EXERCISE AIM: Within the records below, filter for lines carrying the word "name" and copy them.

EXTRACTED MATERIAL:
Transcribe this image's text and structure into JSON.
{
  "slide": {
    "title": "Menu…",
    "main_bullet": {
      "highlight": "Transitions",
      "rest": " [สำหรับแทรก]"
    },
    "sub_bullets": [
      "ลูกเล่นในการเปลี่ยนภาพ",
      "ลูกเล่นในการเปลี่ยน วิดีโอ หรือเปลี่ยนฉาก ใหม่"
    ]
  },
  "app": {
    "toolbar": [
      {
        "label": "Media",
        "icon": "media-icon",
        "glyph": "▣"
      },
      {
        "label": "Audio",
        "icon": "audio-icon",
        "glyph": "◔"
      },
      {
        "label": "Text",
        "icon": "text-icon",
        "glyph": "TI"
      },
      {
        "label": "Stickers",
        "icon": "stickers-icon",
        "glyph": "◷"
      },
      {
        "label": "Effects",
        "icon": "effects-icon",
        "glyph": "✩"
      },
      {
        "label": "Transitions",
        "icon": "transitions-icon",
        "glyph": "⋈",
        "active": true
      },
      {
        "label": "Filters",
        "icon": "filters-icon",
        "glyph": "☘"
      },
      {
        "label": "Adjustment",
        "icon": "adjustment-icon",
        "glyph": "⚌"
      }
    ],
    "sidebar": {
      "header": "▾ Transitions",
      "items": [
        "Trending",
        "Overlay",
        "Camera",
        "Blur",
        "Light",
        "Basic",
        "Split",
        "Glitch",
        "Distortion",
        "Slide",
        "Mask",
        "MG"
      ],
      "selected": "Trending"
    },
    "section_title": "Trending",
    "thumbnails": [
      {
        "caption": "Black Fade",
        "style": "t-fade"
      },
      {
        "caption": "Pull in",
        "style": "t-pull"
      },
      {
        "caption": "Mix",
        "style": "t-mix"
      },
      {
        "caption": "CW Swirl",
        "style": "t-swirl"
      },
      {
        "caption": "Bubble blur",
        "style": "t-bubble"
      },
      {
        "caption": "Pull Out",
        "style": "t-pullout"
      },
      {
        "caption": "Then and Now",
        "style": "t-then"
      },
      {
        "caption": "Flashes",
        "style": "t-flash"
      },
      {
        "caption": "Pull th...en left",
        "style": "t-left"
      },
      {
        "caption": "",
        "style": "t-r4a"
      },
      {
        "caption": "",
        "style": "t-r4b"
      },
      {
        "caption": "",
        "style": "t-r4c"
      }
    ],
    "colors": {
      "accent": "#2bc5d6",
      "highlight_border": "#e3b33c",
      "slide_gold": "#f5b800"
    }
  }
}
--
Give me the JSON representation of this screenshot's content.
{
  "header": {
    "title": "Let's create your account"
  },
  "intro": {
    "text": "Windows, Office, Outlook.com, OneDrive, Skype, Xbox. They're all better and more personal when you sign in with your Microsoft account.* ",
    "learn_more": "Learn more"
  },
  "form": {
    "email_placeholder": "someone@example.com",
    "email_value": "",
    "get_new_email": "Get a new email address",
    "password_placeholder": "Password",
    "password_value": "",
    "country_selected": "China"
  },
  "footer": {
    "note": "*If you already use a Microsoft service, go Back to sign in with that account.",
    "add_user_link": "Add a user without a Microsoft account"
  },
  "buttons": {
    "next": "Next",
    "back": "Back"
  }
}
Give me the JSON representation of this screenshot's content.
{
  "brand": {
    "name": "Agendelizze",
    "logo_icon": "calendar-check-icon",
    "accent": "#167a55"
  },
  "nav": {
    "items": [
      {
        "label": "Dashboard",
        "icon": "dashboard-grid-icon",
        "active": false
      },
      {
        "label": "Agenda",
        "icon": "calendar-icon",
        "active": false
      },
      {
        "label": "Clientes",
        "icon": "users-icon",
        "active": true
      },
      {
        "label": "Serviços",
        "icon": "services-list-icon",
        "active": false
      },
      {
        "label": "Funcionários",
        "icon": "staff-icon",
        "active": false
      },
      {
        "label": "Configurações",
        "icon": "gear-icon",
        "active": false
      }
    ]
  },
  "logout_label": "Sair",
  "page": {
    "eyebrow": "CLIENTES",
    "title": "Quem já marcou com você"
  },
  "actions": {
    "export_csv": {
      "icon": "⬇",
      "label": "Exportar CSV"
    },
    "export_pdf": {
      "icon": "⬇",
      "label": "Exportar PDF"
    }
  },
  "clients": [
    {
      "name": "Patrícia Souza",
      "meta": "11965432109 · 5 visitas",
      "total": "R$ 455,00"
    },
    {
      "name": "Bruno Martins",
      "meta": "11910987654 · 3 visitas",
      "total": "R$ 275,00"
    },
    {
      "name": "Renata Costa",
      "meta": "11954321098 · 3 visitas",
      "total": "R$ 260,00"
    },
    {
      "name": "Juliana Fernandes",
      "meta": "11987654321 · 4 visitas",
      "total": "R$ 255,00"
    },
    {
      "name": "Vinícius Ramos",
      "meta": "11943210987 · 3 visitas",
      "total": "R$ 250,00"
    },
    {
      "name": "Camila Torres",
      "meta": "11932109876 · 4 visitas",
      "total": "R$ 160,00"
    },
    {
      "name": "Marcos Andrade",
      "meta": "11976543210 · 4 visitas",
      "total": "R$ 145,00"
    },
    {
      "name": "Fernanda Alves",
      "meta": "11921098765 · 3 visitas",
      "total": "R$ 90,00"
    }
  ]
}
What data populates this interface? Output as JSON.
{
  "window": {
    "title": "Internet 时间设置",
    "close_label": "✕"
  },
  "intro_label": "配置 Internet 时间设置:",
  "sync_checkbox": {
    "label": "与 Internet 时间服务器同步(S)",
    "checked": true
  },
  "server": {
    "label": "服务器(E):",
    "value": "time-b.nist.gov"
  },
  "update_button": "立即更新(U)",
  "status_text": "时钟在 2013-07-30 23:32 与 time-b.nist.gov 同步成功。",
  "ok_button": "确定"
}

YOUR SOLUTION:
    "name": "Agendelizze",
      "name": "Patrícia Souza",
      "name": "Bruno Martins",
      "name": "Renata Costa",
      "name": "Juliana Fernandes",
      "name": "Vinícius Ramos",
      "name": "Camila Torres",
      "name": "Marcos Andrade",
      "name": "Fernanda Alves",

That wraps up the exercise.